* REQUIRED WORK: Restate the data word for word and leave the images out.

..............................

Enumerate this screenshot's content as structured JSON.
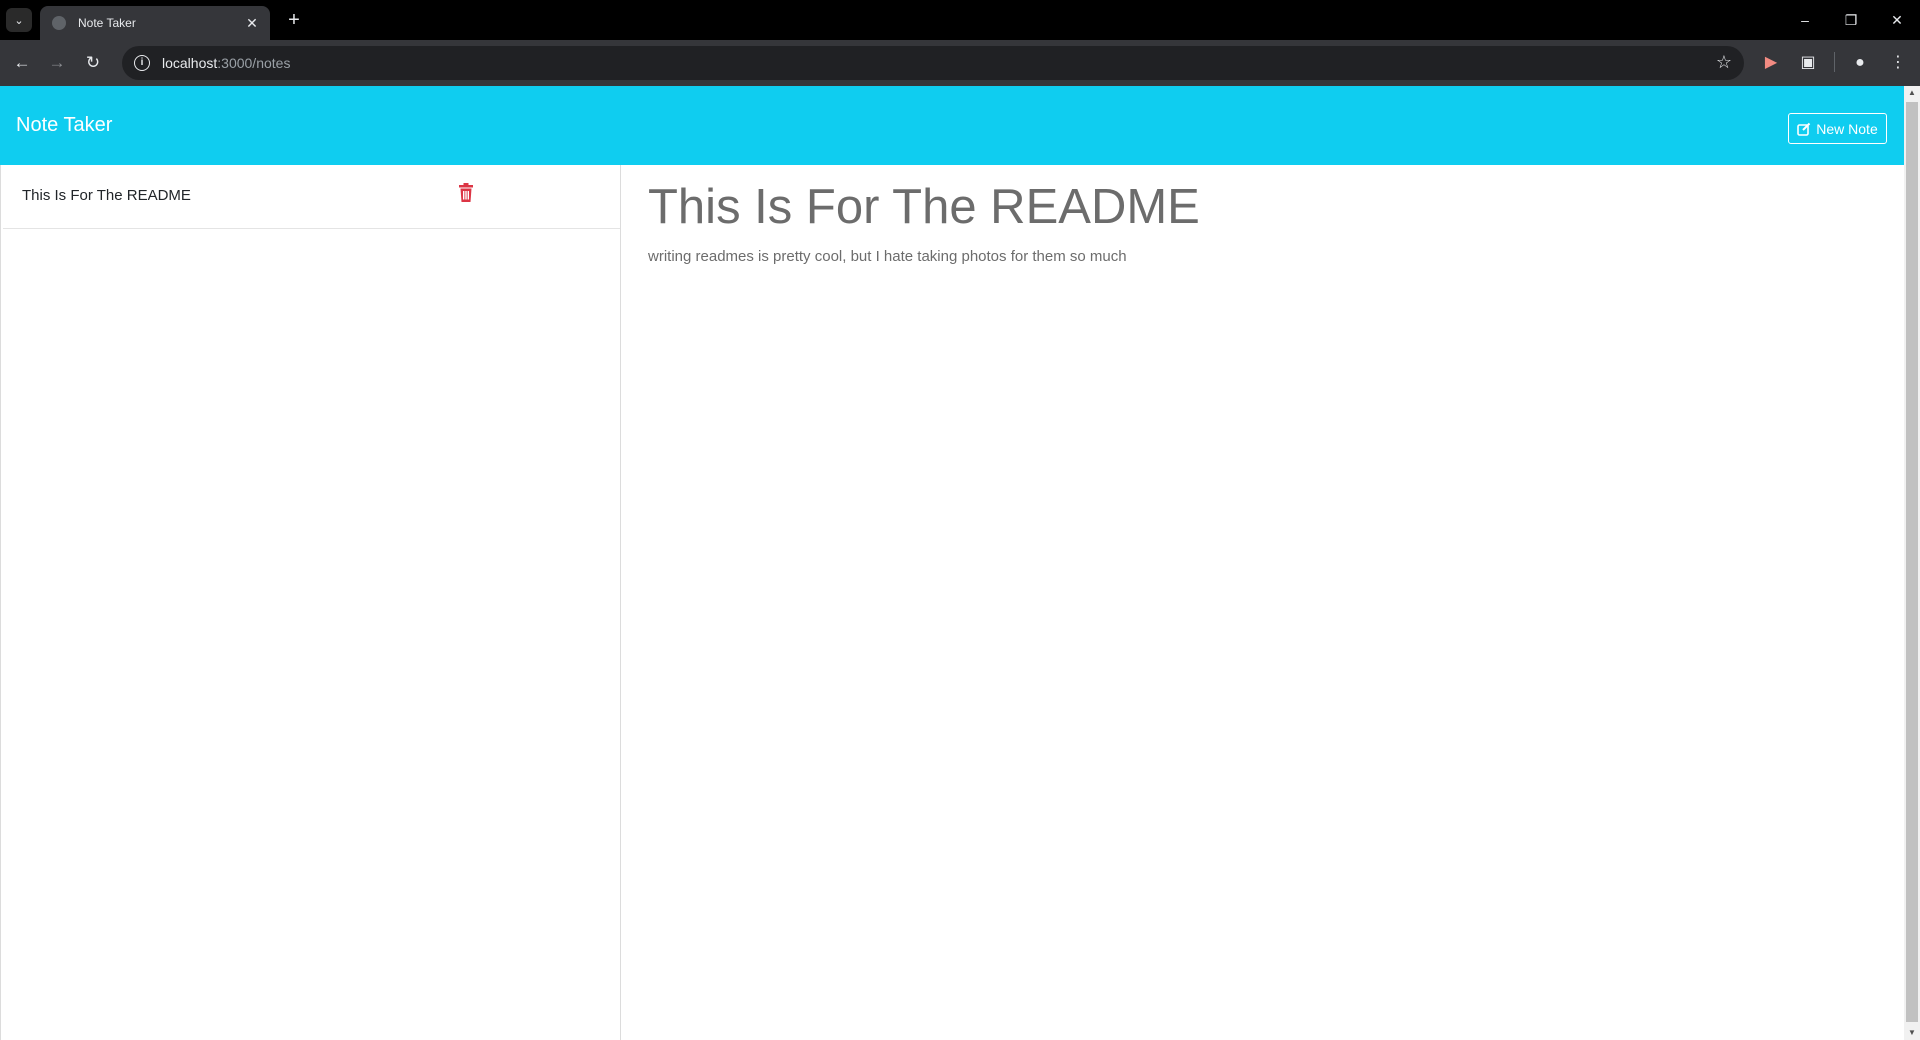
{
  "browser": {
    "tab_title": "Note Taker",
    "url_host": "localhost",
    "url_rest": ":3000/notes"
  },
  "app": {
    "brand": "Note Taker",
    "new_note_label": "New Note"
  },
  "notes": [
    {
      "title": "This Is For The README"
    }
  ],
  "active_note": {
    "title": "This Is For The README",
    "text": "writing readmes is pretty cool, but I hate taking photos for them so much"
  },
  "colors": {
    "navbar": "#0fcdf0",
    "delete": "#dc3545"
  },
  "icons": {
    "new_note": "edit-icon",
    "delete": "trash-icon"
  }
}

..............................

* SOLUTION BELOW:
Enumerate this screenshot's content as structured JSON.
{
  "browser": {
    "tab_title": "Note Taker",
    "url_host": "localhost",
    "url_rest": ":3000/notes"
  },
  "app": {
    "brand": "Note Taker",
    "new_note_label": "New Note"
  },
  "notes": [
    {
      "title": "This Is For The README"
    }
  ],
  "active_note": {
    "title": "This Is For The README",
    "text": "writing readmes is pretty cool, but I hate taking photos for them so much"
  },
  "colors": {
    "navbar": "#0fcdf0",
    "delete": "#dc3545"
  },
  "icons": {
    "new_note": "edit-icon",
    "delete": "trash-icon"
  }
}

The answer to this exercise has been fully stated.